* _Supplied data_:
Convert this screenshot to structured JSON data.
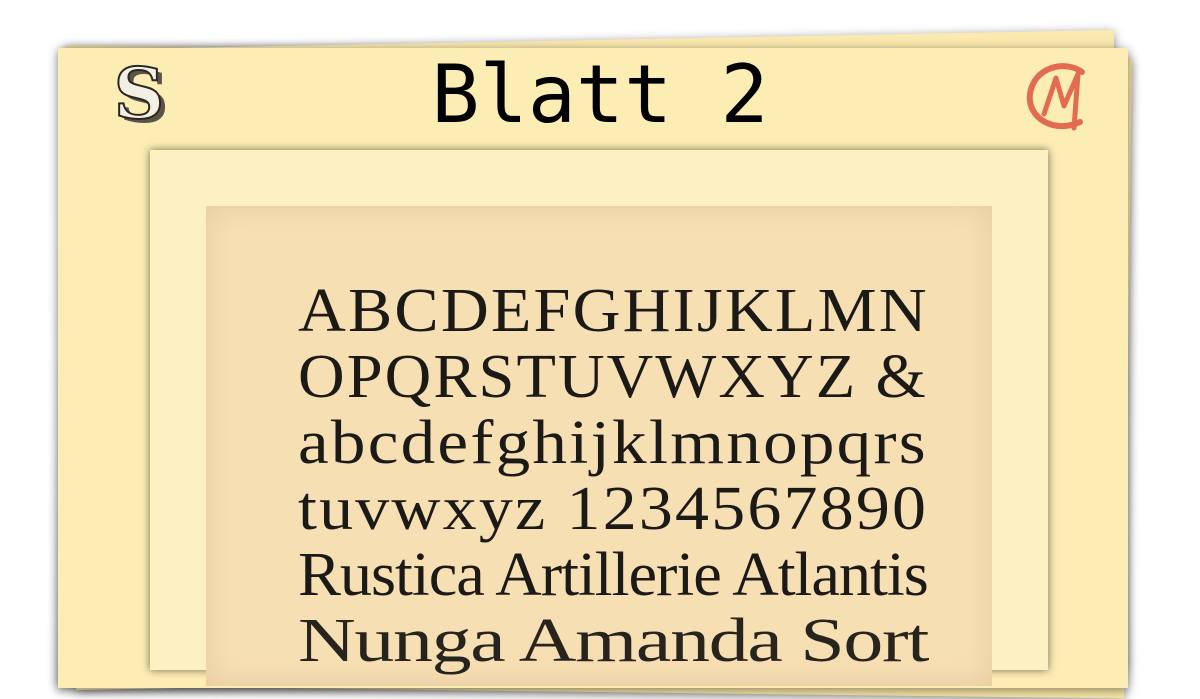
{
  "header": {
    "title": "Blatt 2",
    "logo_left_letter": "S",
    "logo_right_letters": "CM",
    "logo_right_color": "#e36b4f"
  },
  "specimen": {
    "lines": [
      "ABCDEFGHIJKLMN",
      "OPQRSTUVWXYZ &",
      "abcdefghijklmnopqrs",
      "tuvwxyz 1234567890",
      "Rustica Artillerie Atlantis",
      "Nunga Amanda Sort"
    ]
  },
  "colors": {
    "sheet": "#fcedb4",
    "plate": "#f7dfb4",
    "ink": "#1c1a17"
  }
}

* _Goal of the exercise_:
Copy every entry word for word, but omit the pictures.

* _Written solution_:
Convert this screenshot to structured JSON data.
{
  "header": {
    "title": "Blatt 2",
    "logo_left_letter": "S",
    "logo_right_letters": "CM",
    "logo_right_color": "#e36b4f"
  },
  "specimen": {
    "lines": [
      "ABCDEFGHIJKLMN",
      "OPQRSTUVWXYZ &",
      "abcdefghijklmnopqrs",
      "tuvwxyz 1234567890",
      "Rustica Artillerie Atlantis",
      "Nunga Amanda Sort"
    ]
  },
  "colors": {
    "sheet": "#fcedb4",
    "plate": "#f7dfb4",
    "ink": "#1c1a17"
  }
}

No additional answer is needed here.